Data records:
━━━━━━
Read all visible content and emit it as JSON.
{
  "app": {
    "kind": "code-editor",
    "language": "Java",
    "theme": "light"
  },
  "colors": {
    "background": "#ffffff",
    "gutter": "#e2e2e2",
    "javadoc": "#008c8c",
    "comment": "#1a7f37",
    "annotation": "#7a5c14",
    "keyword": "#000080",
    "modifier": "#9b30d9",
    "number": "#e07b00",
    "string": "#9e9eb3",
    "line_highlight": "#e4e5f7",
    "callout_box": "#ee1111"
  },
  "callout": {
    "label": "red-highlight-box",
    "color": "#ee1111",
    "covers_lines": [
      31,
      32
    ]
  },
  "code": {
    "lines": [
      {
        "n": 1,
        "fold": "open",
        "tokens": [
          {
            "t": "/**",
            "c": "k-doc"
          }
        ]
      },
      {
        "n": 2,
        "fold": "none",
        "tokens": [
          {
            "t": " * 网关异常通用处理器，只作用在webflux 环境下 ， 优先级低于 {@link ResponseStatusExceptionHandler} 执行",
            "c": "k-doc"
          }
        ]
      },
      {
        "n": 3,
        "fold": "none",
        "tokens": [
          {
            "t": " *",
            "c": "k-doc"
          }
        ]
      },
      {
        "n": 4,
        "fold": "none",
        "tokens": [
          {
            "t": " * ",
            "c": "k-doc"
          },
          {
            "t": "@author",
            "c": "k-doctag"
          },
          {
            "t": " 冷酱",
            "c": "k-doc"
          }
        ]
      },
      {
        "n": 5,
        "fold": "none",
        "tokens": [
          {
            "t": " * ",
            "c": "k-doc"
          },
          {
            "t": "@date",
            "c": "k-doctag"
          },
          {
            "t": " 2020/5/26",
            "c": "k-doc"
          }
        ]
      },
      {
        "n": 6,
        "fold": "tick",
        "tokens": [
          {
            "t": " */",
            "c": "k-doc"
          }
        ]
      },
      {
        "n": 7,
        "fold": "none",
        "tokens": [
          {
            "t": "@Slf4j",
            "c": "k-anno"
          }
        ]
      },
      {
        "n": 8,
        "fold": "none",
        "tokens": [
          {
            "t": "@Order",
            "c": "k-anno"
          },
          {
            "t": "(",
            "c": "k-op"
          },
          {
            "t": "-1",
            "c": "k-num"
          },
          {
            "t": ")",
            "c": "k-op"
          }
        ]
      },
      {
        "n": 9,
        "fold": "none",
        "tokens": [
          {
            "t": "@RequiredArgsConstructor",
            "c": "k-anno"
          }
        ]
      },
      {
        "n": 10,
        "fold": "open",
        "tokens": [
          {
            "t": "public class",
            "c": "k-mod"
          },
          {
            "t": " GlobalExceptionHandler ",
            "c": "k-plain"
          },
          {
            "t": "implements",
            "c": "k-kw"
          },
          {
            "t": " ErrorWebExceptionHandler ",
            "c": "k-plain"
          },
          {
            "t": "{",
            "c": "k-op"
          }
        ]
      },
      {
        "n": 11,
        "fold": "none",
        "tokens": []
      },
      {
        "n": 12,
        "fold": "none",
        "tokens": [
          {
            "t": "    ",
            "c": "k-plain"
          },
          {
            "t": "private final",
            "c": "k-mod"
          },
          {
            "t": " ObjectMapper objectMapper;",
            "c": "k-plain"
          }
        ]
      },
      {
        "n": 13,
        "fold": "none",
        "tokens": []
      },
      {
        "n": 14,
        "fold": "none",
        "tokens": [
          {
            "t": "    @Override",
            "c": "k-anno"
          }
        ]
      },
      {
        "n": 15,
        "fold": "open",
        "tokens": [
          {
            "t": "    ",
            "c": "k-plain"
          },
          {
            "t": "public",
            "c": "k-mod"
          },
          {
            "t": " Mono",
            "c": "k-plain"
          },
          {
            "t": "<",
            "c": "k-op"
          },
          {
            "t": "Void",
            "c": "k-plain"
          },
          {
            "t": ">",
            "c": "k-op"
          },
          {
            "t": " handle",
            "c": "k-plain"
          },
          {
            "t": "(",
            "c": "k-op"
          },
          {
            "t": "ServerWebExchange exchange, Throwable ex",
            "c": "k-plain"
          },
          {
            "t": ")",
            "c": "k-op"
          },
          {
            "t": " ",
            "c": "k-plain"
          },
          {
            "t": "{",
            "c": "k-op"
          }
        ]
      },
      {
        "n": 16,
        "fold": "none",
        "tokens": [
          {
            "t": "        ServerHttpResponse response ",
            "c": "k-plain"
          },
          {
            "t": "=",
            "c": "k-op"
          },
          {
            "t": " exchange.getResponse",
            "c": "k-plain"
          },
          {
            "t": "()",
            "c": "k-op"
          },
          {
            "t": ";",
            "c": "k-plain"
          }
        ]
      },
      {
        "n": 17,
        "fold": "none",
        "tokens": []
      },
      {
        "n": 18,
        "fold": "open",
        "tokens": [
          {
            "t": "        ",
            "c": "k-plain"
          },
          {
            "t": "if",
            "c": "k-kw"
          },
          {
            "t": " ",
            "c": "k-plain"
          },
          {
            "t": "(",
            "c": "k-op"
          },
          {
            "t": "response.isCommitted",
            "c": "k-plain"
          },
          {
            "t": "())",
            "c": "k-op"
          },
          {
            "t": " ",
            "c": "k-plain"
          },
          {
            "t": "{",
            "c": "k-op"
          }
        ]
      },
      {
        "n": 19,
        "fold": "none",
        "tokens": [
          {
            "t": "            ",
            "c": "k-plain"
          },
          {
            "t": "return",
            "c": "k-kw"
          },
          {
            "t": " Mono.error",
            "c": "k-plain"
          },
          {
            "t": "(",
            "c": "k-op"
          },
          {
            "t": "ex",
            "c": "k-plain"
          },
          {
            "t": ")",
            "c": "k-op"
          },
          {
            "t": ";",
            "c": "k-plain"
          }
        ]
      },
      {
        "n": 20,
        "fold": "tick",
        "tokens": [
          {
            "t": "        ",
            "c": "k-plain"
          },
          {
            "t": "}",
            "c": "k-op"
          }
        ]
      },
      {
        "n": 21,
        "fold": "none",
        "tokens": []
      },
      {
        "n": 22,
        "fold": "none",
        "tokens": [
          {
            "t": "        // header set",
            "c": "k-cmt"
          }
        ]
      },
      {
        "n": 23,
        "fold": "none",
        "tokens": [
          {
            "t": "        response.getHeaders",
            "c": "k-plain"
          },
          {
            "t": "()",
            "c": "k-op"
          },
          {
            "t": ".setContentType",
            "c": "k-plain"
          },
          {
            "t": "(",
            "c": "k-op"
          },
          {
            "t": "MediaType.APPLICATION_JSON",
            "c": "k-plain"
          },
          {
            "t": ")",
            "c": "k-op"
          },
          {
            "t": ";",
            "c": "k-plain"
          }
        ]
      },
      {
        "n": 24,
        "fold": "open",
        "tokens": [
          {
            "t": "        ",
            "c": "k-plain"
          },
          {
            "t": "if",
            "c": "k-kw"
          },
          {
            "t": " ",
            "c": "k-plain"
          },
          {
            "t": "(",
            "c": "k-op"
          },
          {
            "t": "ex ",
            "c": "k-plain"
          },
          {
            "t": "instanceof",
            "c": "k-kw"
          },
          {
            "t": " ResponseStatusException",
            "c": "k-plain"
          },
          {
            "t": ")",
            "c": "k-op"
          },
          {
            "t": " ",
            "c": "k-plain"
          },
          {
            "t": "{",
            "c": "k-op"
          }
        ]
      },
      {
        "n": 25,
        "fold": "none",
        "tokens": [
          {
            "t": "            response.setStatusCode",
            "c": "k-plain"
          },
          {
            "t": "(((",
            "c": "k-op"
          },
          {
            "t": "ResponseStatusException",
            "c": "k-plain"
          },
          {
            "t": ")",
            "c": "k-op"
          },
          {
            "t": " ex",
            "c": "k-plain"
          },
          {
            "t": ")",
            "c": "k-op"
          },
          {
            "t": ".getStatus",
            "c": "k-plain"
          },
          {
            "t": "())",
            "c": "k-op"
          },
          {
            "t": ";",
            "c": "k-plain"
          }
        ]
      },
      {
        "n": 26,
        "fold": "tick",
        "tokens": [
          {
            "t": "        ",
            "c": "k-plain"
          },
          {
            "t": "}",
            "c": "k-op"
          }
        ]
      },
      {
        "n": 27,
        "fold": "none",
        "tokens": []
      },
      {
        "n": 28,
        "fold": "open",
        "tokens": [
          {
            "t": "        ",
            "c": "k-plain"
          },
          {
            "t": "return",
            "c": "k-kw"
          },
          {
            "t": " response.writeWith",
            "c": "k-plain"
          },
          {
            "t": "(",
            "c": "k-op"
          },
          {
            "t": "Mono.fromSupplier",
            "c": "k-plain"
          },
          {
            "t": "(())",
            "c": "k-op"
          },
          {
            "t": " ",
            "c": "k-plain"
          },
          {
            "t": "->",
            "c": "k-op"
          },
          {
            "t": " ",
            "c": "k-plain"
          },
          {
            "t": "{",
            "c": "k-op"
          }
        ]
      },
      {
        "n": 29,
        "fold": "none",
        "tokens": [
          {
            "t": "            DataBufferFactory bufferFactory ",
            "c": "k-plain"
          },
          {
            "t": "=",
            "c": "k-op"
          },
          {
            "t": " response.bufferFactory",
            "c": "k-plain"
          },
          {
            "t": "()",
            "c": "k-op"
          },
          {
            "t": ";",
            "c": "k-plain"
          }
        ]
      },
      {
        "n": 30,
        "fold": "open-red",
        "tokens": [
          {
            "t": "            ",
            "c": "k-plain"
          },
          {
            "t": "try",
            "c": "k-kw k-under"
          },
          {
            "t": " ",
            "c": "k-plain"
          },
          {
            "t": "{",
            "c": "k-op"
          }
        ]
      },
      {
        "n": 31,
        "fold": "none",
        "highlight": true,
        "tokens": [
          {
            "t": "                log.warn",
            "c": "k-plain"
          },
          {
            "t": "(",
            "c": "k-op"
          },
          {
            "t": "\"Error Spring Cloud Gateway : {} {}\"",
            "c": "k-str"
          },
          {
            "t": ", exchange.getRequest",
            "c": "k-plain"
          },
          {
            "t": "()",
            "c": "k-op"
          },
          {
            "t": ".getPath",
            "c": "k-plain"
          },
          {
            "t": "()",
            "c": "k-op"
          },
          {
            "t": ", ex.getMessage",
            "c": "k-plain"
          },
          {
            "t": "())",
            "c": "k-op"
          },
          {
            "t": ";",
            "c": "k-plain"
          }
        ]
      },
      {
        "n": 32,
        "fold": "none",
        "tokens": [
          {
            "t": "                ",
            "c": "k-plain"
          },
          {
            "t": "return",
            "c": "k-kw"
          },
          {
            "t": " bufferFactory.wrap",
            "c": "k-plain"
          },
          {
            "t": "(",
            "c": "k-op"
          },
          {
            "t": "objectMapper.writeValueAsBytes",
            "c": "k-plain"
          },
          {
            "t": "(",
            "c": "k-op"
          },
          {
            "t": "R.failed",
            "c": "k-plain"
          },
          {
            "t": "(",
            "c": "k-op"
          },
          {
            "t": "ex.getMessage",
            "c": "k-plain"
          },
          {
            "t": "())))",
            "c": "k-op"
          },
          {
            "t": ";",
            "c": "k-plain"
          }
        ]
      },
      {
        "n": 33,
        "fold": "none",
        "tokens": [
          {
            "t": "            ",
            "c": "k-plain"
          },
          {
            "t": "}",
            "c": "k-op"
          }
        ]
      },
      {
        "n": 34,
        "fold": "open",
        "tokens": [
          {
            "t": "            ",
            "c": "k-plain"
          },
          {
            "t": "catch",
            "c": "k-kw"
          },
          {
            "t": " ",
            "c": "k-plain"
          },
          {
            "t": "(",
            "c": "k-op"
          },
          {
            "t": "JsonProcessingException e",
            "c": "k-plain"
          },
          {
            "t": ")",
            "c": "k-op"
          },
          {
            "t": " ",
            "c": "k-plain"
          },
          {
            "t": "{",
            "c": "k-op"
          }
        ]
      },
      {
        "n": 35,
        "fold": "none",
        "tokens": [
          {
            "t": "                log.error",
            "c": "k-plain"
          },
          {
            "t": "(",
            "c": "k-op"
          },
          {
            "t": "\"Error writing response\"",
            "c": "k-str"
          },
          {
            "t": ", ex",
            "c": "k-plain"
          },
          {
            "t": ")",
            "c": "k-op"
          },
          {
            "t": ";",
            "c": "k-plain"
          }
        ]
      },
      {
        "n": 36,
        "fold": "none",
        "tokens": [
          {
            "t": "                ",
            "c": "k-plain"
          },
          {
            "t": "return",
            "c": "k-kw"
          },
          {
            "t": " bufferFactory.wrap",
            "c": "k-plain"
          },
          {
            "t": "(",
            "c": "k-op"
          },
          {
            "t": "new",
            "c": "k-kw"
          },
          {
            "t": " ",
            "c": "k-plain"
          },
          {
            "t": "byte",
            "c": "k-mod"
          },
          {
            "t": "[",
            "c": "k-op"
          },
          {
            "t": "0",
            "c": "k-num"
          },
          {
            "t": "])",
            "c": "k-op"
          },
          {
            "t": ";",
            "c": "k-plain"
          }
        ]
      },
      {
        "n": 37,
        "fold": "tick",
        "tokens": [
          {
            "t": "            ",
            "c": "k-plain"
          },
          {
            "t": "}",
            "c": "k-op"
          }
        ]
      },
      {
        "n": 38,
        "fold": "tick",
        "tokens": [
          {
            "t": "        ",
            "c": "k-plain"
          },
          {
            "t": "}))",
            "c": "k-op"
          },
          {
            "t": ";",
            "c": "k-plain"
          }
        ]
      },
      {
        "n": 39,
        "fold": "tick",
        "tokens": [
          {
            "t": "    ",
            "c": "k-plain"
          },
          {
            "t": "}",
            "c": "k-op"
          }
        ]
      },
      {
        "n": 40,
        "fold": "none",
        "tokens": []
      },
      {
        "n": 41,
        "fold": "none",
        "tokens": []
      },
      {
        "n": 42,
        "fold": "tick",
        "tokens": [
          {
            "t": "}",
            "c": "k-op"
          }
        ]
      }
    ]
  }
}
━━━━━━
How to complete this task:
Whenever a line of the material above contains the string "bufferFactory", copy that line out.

Output:
            "t": "            DataBufferFactory bufferFactory ",
            "t": " response.bufferFactory",
            "t": " bufferFactory.wrap",
            "t": " bufferFactory.wrap",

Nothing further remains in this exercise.